■ **Records**:

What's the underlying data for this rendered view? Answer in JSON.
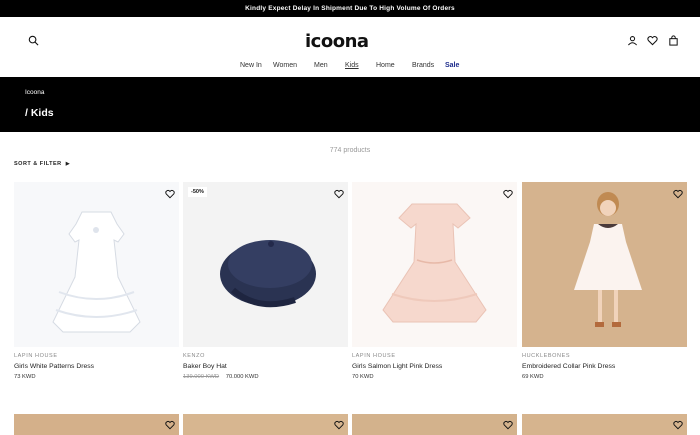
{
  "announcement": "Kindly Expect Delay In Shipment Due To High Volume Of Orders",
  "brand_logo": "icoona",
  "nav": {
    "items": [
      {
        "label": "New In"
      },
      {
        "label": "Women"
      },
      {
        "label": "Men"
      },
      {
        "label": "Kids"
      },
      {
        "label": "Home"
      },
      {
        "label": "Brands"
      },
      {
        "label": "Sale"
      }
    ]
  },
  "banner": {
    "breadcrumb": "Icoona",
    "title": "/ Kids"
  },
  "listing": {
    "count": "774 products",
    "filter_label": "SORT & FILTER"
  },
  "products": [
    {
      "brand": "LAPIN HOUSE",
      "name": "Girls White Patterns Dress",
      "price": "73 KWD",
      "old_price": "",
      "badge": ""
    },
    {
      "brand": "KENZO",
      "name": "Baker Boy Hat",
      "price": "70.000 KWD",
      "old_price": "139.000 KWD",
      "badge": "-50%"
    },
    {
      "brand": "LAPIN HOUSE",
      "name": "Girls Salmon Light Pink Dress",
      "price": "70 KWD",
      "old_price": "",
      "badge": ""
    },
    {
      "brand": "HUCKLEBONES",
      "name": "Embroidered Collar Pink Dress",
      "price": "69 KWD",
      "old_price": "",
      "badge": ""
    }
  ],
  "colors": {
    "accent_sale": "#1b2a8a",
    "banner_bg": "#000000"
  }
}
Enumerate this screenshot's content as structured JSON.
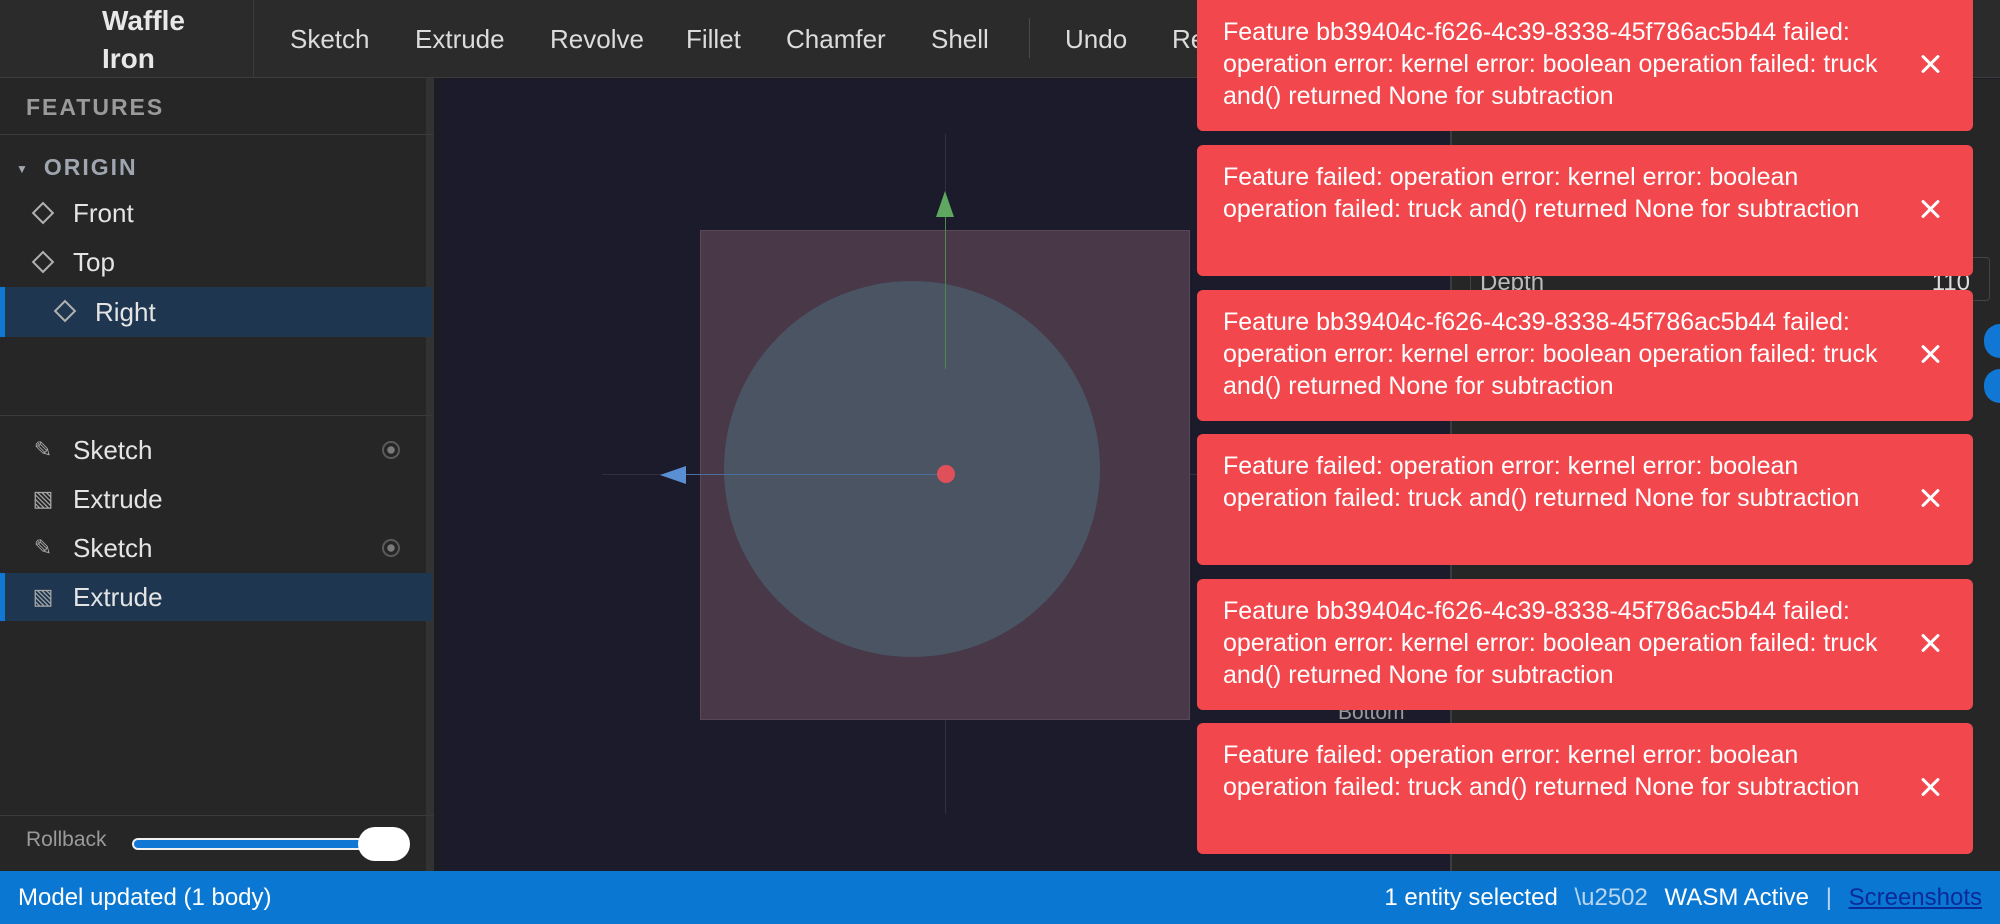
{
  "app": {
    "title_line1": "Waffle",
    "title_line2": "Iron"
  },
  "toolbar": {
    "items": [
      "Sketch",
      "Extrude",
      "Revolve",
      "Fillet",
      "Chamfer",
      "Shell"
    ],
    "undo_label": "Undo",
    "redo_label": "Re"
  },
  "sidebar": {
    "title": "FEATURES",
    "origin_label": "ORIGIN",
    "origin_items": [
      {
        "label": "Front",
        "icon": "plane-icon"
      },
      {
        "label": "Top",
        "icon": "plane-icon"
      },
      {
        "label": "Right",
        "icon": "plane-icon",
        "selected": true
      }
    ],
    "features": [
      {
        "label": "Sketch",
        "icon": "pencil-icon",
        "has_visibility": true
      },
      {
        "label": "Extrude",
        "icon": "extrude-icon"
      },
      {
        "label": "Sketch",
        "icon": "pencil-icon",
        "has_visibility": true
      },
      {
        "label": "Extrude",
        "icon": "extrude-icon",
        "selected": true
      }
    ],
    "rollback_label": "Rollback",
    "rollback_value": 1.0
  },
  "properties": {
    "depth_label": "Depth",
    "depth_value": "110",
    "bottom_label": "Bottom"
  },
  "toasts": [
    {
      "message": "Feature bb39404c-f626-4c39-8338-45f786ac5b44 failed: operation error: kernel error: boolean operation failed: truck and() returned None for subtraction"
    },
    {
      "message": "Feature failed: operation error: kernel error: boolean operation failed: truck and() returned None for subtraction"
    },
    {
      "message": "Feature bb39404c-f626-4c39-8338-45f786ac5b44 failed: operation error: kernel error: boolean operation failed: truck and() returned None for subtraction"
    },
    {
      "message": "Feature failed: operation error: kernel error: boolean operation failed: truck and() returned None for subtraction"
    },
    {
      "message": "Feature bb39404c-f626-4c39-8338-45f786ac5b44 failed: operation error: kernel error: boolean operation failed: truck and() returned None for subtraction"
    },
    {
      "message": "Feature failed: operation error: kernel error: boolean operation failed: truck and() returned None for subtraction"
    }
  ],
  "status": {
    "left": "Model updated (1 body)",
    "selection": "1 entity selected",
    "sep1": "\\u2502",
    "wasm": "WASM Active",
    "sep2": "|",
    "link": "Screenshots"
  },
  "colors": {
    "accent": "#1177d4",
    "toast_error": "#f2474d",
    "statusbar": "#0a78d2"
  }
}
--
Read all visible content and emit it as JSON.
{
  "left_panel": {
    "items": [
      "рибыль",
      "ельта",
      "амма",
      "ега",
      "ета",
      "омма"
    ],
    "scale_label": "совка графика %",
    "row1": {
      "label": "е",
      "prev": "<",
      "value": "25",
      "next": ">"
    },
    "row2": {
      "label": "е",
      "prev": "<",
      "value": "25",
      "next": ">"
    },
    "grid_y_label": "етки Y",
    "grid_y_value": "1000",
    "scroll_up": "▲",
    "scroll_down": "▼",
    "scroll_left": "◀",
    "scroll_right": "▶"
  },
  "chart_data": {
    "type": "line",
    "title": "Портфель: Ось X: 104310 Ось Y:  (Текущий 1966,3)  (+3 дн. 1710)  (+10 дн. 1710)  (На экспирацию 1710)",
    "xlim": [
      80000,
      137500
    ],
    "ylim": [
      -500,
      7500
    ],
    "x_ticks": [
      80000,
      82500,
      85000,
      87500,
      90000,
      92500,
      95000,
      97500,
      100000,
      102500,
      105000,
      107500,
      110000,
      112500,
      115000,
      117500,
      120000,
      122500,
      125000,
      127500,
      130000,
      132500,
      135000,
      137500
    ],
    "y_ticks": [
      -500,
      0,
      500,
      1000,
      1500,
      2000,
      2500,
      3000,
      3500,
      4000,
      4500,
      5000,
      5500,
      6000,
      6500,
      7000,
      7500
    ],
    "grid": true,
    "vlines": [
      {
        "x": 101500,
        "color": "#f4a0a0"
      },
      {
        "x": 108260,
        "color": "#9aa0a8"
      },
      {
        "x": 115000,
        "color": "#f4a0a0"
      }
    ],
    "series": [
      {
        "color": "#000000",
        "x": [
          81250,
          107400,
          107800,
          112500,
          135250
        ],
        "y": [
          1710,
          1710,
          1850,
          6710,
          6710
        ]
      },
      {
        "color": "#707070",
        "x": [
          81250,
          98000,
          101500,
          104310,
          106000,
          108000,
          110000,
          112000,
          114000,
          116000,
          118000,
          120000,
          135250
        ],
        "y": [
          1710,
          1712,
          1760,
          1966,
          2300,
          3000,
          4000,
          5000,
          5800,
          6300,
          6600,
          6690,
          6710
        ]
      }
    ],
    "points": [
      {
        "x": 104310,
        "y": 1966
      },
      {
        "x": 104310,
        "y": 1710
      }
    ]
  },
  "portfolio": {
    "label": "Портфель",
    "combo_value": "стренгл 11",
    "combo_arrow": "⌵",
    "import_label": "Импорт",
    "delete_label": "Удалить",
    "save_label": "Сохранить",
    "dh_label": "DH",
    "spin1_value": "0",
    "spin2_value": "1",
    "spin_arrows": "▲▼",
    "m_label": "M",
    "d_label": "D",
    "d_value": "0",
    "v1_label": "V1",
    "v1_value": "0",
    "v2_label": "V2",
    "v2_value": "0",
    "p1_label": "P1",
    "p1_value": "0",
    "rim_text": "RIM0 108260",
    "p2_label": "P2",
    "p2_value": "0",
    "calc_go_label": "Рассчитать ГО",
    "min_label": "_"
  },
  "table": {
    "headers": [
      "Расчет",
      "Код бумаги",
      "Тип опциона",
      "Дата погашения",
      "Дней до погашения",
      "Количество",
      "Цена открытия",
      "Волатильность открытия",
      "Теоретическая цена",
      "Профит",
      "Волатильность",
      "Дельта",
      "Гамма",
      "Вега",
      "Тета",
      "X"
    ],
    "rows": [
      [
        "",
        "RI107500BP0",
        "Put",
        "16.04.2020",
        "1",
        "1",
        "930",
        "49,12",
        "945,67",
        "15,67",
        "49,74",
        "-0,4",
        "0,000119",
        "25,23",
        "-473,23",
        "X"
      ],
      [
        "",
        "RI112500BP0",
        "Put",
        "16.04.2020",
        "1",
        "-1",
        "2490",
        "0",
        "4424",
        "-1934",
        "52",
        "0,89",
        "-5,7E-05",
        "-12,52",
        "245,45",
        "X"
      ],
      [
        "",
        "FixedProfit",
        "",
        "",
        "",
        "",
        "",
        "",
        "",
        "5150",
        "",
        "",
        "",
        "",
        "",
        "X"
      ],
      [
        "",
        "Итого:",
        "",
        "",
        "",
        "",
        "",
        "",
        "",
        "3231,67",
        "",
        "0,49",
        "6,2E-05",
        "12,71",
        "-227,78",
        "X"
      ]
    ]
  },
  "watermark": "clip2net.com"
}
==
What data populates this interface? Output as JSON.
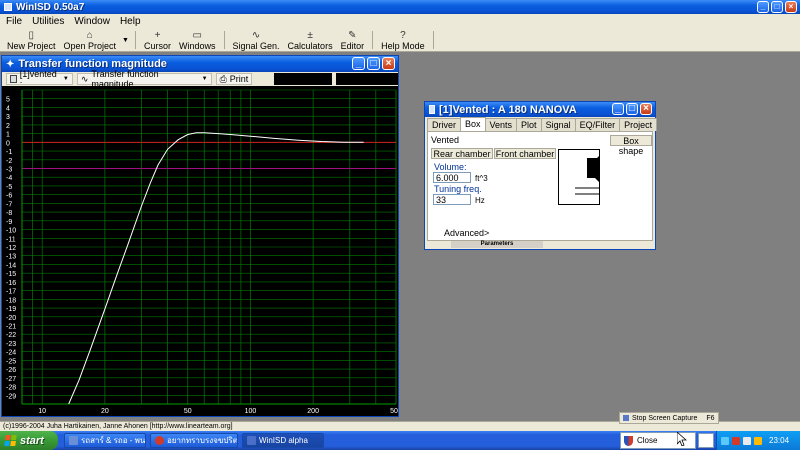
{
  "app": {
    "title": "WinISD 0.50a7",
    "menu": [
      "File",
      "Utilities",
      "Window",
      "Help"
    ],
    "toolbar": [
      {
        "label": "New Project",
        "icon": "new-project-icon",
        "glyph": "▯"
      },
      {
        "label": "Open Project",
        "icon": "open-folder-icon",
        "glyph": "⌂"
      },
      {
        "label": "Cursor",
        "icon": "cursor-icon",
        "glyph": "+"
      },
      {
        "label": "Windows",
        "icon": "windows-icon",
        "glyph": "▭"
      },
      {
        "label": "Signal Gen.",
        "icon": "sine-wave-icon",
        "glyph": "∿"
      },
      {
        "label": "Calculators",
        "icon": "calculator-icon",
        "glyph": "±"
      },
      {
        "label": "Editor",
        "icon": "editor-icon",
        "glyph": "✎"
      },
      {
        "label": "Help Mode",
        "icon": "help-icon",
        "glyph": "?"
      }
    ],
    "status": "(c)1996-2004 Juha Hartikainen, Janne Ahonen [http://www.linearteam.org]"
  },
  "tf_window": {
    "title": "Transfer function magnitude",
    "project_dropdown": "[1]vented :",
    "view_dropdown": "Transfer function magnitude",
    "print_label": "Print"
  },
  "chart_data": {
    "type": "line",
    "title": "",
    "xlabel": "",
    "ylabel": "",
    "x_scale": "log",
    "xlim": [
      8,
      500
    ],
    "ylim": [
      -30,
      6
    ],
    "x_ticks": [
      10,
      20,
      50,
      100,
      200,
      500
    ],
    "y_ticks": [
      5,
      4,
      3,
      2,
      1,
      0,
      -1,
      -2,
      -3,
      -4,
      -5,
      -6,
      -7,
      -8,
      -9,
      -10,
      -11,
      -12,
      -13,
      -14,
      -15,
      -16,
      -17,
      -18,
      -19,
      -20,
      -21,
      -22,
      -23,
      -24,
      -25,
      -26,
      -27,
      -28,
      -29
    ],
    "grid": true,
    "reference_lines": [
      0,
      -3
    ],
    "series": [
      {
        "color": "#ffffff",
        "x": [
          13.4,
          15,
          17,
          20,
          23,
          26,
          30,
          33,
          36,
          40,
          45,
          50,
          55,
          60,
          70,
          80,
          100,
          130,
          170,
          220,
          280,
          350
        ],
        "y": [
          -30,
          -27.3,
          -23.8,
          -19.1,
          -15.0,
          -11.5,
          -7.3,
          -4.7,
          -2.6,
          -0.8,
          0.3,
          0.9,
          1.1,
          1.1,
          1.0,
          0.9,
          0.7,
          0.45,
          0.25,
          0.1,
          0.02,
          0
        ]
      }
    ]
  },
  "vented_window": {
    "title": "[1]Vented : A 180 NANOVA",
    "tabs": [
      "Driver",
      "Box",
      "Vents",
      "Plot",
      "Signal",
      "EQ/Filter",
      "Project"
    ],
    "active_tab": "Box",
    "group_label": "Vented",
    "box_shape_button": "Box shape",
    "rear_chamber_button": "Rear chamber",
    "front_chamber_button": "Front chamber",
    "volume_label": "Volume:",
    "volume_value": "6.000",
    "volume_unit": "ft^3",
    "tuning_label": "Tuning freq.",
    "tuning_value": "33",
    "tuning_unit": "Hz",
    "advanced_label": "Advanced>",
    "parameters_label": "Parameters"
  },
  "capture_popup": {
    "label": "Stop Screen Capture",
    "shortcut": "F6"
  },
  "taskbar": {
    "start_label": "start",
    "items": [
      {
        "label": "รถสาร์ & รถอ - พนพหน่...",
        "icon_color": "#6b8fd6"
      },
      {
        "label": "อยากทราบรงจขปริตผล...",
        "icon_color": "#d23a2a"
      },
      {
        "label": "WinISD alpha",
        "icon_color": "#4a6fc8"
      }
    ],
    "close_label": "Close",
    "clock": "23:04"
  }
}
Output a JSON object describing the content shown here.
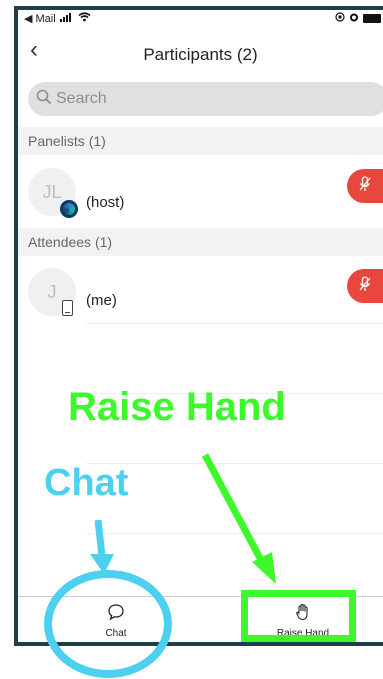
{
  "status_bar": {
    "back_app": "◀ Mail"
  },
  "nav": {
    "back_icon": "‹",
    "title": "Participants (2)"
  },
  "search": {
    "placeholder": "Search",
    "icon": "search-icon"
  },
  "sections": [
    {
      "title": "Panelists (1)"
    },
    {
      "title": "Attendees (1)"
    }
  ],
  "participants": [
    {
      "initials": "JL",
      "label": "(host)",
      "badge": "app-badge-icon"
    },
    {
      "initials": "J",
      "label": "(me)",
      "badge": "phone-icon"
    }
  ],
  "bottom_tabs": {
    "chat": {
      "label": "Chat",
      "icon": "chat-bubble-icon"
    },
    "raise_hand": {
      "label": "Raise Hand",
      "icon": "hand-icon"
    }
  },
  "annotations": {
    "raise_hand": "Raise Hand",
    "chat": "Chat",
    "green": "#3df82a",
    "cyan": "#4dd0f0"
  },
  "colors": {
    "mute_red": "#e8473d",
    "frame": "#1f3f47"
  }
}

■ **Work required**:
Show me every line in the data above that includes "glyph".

■ **Result**:
        "glyph": "▯"
        "glyph": "⌂"
        "glyph": "+"
        "glyph": "▭"
        "glyph": "∿"
        "glyph": "±"
        "glyph": "✎"
        "glyph": "?"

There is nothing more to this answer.